- What the task requires -
Look through the listing for the string "variable" and copy out every line that holds it.
** Opening Available records block **
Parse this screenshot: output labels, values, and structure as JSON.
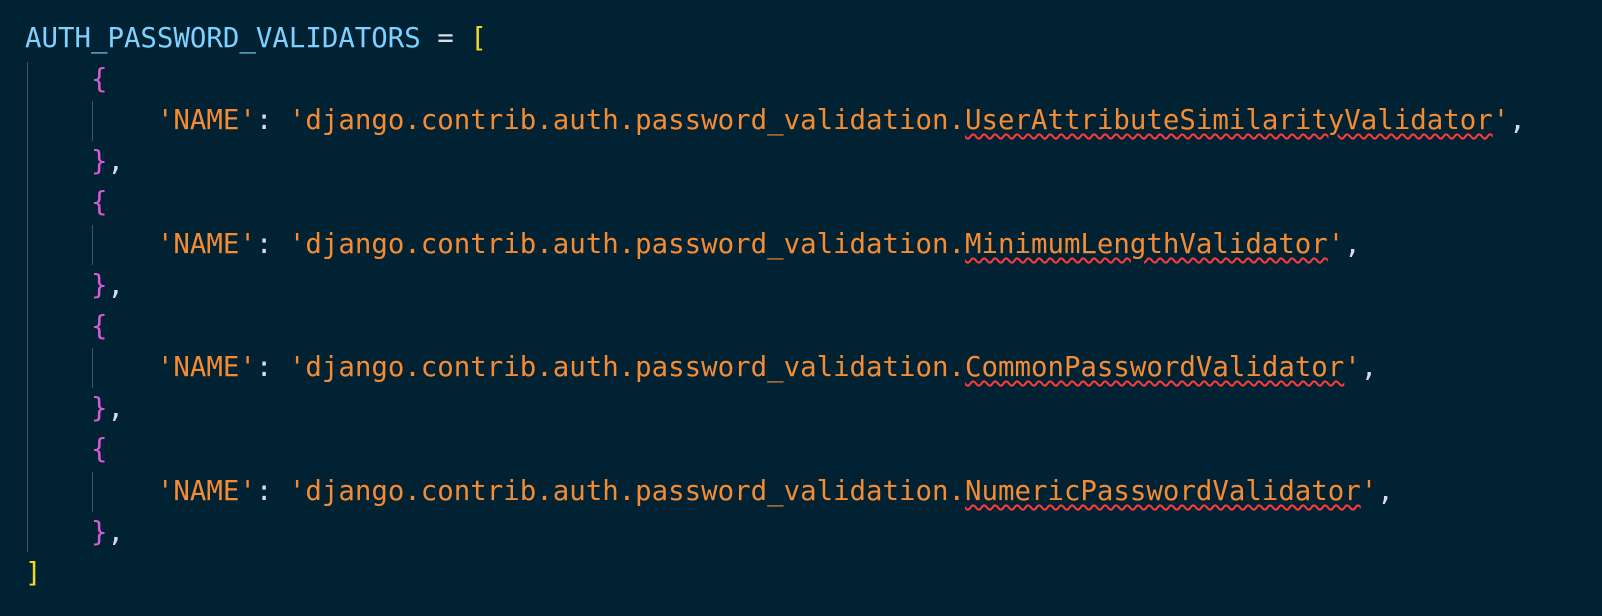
{
  "code": {
    "variable": "AUTH_PASSWORD_VALIDATORS",
    "assign": " = ",
    "open_bracket": "[",
    "close_bracket": "]",
    "open_brace": "{",
    "close_brace": "}",
    "comma": ",",
    "colon": ": ",
    "key": "'NAME'",
    "module_prefix": "'django.contrib.auth.password_validation.",
    "string_end": "'",
    "validators": [
      "UserAttributeSimilarityValidator",
      "MinimumLengthValidator",
      "CommonPasswordValidator",
      "NumericPasswordValidator"
    ]
  },
  "colors": {
    "background": "#012233",
    "variable": "#7fd1ff",
    "bracket": "#f4d81d",
    "brace": "#d85ad6",
    "string": "#f58b33",
    "error_underline": "#ff3b3b"
  }
}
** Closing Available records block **
- Response for this exercise -
    "variable": "AUTH_PASSWORD_VALIDATORS",
    "variable": "#7fd1ff",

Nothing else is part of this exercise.